» DATA IN THIS EXERCISE

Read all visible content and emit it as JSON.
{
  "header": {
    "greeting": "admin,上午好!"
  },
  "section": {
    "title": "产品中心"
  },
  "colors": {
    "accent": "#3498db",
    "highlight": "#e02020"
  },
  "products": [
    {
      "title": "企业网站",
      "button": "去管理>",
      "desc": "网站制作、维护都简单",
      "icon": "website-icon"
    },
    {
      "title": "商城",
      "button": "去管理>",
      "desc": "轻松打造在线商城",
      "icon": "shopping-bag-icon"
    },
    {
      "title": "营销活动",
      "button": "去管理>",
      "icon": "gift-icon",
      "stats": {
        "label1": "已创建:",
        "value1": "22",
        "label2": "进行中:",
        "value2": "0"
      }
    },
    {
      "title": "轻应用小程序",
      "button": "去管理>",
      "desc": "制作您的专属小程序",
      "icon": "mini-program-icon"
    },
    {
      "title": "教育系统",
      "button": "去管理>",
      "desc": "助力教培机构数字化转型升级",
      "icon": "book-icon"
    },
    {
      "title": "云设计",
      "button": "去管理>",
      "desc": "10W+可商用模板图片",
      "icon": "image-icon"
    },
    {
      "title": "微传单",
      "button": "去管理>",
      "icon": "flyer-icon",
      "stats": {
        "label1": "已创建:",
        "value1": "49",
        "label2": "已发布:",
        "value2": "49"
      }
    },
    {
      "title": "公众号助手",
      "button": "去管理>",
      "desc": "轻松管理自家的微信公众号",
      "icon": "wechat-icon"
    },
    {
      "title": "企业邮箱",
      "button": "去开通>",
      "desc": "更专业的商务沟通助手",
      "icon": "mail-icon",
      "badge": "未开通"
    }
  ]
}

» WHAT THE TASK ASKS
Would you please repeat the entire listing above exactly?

» FINISHED TASK
Read all visible content and emit it as JSON.
{
  "header": {
    "greeting": "admin,上午好!"
  },
  "section": {
    "title": "产品中心"
  },
  "colors": {
    "accent": "#3498db",
    "highlight": "#e02020"
  },
  "products": [
    {
      "title": "企业网站",
      "button": "去管理>",
      "desc": "网站制作、维护都简单",
      "icon": "website-icon"
    },
    {
      "title": "商城",
      "button": "去管理>",
      "desc": "轻松打造在线商城",
      "icon": "shopping-bag-icon"
    },
    {
      "title": "营销活动",
      "button": "去管理>",
      "icon": "gift-icon",
      "stats": {
        "label1": "已创建:",
        "value1": "22",
        "label2": "进行中:",
        "value2": "0"
      }
    },
    {
      "title": "轻应用小程序",
      "button": "去管理>",
      "desc": "制作您的专属小程序",
      "icon": "mini-program-icon"
    },
    {
      "title": "教育系统",
      "button": "去管理>",
      "desc": "助力教培机构数字化转型升级",
      "icon": "book-icon"
    },
    {
      "title": "云设计",
      "button": "去管理>",
      "desc": "10W+可商用模板图片",
      "icon": "image-icon"
    },
    {
      "title": "微传单",
      "button": "去管理>",
      "icon": "flyer-icon",
      "stats": {
        "label1": "已创建:",
        "value1": "49",
        "label2": "已发布:",
        "value2": "49"
      }
    },
    {
      "title": "公众号助手",
      "button": "去管理>",
      "desc": "轻松管理自家的微信公众号",
      "icon": "wechat-icon"
    },
    {
      "title": "企业邮箱",
      "button": "去开通>",
      "desc": "更专业的商务沟通助手",
      "icon": "mail-icon",
      "badge": "未开通"
    }
  ]
}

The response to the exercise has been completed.